Walton said Tauranga and the Western Bay had a “chronic shortage” of the commercial and industrial land the rapidly growing city needed, with strong demand from businesses wanting to expand.

“We continue to see strong low vacancy rates, particularly in big box retail stores, with most operators in growth mode. We have recorded healthy results in the wake of a watershed 2020.”

Subject to the Papamoa East Interchange opening in 2024, The Sands’ first stages were planned to open in late 2023 or early 2024.

The council is planning a $49m redevelopment of the Memorial Pool in the CBD in the draft Long-term Plan and the council said this was its top aquatic priority.

Towards the end of the next decade, it expected to start planning for an aquatic facility in the eastern corridor, but no decision had been made about how to fund or deliver it.

The council’s Community Investment Plan found a 50-metre pool would not be suitable for Memorial Park, but could be located at Baywave or in the eastern corridor if it was decided the city needed one.

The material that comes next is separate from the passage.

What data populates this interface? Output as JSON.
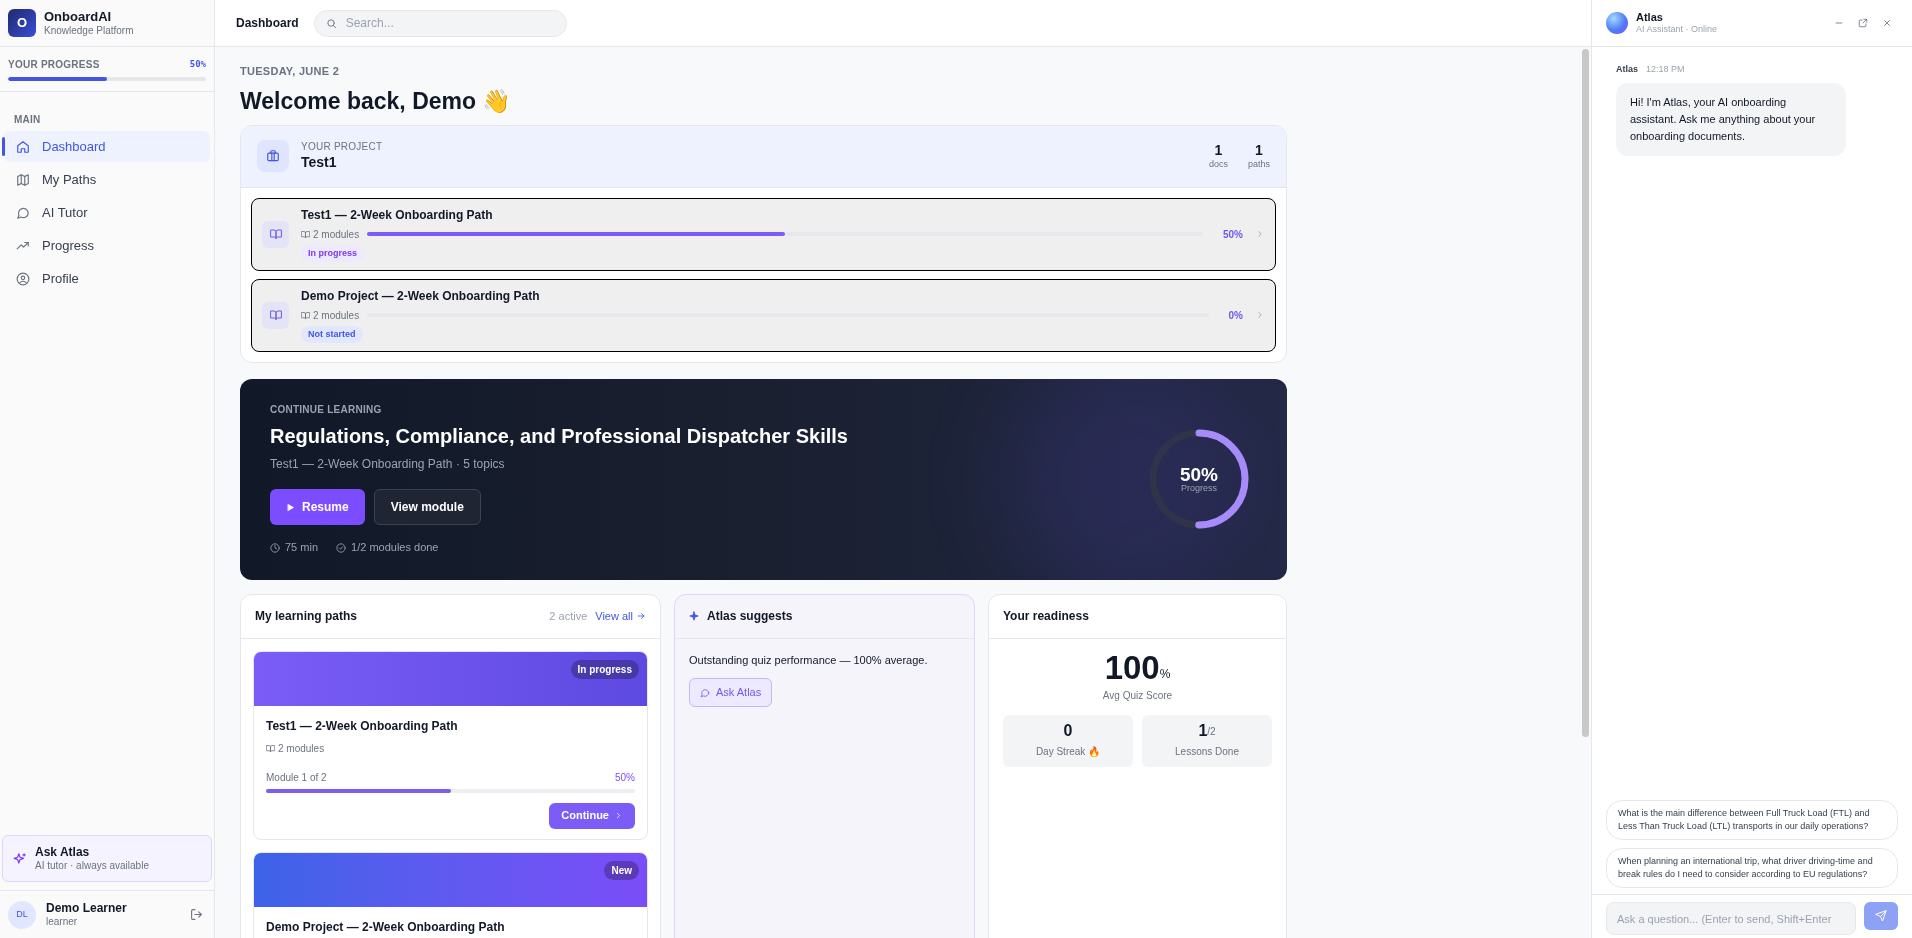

Evolution Aquatics Tauranga board president Michael Pugh said the Olympic-size pool would make a big difference for elite-level swimmers.

“They have had to travel to Rotorua for training in the 50m pool there. When you’re coming down to splits of a second whether you make the Olympics or not being able to train in a full-size swimming pool was important.

“It’s like asking the All Blacks to train on half a field all year and then go and play the World Cup.”

The Sands:

– Health Hub, including primary and secondary care facilities to service the Eastern corridor
– Government services including police, fire, St John Ambulance and Ministry of Social Development
– Community facilities including public transport, civic space, library, combined aquatic and indoor centre and more active reserve spaces
– Huge residential options including apartments, townhouses and retirement village/s.
– Retail, hospitality, hotels and commercial office spaces
– Showrooms and home improvement tenancies

Source: Bluehaven Group

Proposed Aquatic Centre facilities

50m competition pool
25m learn to swim pool
2 x hydroslides
Toddlers, bombing & leisure pools
Spa pools
Hydrotherapy and programme pool
300 poolside seats + 500 seats upstairs
Outdoor hot water leisure pools
Wet changing area
Café & reception
Car parks

Source: Bluehaven Group